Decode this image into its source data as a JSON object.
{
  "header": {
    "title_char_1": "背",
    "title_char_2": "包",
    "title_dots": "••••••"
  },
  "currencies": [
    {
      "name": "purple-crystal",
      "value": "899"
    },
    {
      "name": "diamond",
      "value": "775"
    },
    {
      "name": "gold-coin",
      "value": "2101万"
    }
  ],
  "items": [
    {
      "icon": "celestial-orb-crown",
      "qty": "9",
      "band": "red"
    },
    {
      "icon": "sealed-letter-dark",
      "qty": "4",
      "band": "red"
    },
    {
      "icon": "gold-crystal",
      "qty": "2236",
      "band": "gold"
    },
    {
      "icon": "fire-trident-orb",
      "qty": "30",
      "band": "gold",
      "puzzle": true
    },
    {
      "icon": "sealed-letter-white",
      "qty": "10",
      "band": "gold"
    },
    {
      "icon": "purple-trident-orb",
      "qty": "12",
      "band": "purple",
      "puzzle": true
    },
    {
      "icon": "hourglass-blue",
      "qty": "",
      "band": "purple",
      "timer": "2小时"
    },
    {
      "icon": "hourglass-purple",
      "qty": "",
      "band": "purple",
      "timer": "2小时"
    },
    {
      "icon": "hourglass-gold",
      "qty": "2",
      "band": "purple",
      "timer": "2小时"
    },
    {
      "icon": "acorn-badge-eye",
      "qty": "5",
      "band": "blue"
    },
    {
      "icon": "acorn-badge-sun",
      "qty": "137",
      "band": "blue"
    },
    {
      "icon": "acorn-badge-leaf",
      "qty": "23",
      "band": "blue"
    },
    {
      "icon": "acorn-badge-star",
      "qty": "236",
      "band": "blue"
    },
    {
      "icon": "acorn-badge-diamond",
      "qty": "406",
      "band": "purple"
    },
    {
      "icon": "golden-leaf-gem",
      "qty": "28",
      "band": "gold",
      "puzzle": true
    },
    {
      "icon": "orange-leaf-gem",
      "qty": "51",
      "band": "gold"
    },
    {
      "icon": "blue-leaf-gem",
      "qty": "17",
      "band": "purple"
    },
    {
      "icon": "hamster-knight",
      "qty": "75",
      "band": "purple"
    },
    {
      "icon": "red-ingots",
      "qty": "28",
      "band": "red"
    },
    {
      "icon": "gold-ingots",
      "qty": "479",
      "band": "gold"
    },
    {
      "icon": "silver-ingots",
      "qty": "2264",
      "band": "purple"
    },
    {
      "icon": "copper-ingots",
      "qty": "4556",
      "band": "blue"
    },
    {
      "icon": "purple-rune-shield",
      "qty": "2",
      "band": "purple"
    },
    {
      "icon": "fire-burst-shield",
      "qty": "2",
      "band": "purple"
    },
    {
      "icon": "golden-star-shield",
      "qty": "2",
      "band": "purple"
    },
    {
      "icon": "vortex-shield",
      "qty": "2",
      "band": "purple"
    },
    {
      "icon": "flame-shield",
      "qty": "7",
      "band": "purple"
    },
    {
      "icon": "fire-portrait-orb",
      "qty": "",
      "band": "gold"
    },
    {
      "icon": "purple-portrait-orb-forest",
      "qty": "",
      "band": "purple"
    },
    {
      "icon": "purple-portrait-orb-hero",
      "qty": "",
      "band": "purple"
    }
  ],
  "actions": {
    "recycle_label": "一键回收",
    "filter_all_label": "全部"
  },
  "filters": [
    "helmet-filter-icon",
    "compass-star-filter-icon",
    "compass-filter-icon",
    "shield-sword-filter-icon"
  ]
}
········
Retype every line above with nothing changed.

## Answer area:
Decode this image into its source data as a JSON object.
{
  "header": {
    "title_char_1": "背",
    "title_char_2": "包",
    "title_dots": "••••••"
  },
  "currencies": [
    {
      "name": "purple-crystal",
      "value": "899"
    },
    {
      "name": "diamond",
      "value": "775"
    },
    {
      "name": "gold-coin",
      "value": "2101万"
    }
  ],
  "items": [
    {
      "icon": "celestial-orb-crown",
      "qty": "9",
      "band": "red"
    },
    {
      "icon": "sealed-letter-dark",
      "qty": "4",
      "band": "red"
    },
    {
      "icon": "gold-crystal",
      "qty": "2236",
      "band": "gold"
    },
    {
      "icon": "fire-trident-orb",
      "qty": "30",
      "band": "gold",
      "puzzle": true
    },
    {
      "icon": "sealed-letter-white",
      "qty": "10",
      "band": "gold"
    },
    {
      "icon": "purple-trident-orb",
      "qty": "12",
      "band": "purple",
      "puzzle": true
    },
    {
      "icon": "hourglass-blue",
      "qty": "",
      "band": "purple",
      "timer": "2小时"
    },
    {
      "icon": "hourglass-purple",
      "qty": "",
      "band": "purple",
      "timer": "2小时"
    },
    {
      "icon": "hourglass-gold",
      "qty": "2",
      "band": "purple",
      "timer": "2小时"
    },
    {
      "icon": "acorn-badge-eye",
      "qty": "5",
      "band": "blue"
    },
    {
      "icon": "acorn-badge-sun",
      "qty": "137",
      "band": "blue"
    },
    {
      "icon": "acorn-badge-leaf",
      "qty": "23",
      "band": "blue"
    },
    {
      "icon": "acorn-badge-star",
      "qty": "236",
      "band": "blue"
    },
    {
      "icon": "acorn-badge-diamond",
      "qty": "406",
      "band": "purple"
    },
    {
      "icon": "golden-leaf-gem",
      "qty": "28",
      "band": "gold",
      "puzzle": true
    },
    {
      "icon": "orange-leaf-gem",
      "qty": "51",
      "band": "gold"
    },
    {
      "icon": "blue-leaf-gem",
      "qty": "17",
      "band": "purple"
    },
    {
      "icon": "hamster-knight",
      "qty": "75",
      "band": "purple"
    },
    {
      "icon": "red-ingots",
      "qty": "28",
      "band": "red"
    },
    {
      "icon": "gold-ingots",
      "qty": "479",
      "band": "gold"
    },
    {
      "icon": "silver-ingots",
      "qty": "2264",
      "band": "purple"
    },
    {
      "icon": "copper-ingots",
      "qty": "4556",
      "band": "blue"
    },
    {
      "icon": "purple-rune-shield",
      "qty": "2",
      "band": "purple"
    },
    {
      "icon": "fire-burst-shield",
      "qty": "2",
      "band": "purple"
    },
    {
      "icon": "golden-star-shield",
      "qty": "2",
      "band": "purple"
    },
    {
      "icon": "vortex-shield",
      "qty": "2",
      "band": "purple"
    },
    {
      "icon": "flame-shield",
      "qty": "7",
      "band": "purple"
    },
    {
      "icon": "fire-portrait-orb",
      "qty": "",
      "band": "gold"
    },
    {
      "icon": "purple-portrait-orb-forest",
      "qty": "",
      "band": "purple"
    },
    {
      "icon": "purple-portrait-orb-hero",
      "qty": "",
      "band": "purple"
    }
  ],
  "actions": {
    "recycle_label": "一键回收",
    "filter_all_label": "全部"
  },
  "filters": [
    "helmet-filter-icon",
    "compass-star-filter-icon",
    "compass-filter-icon",
    "shield-sword-filter-icon"
  ]
}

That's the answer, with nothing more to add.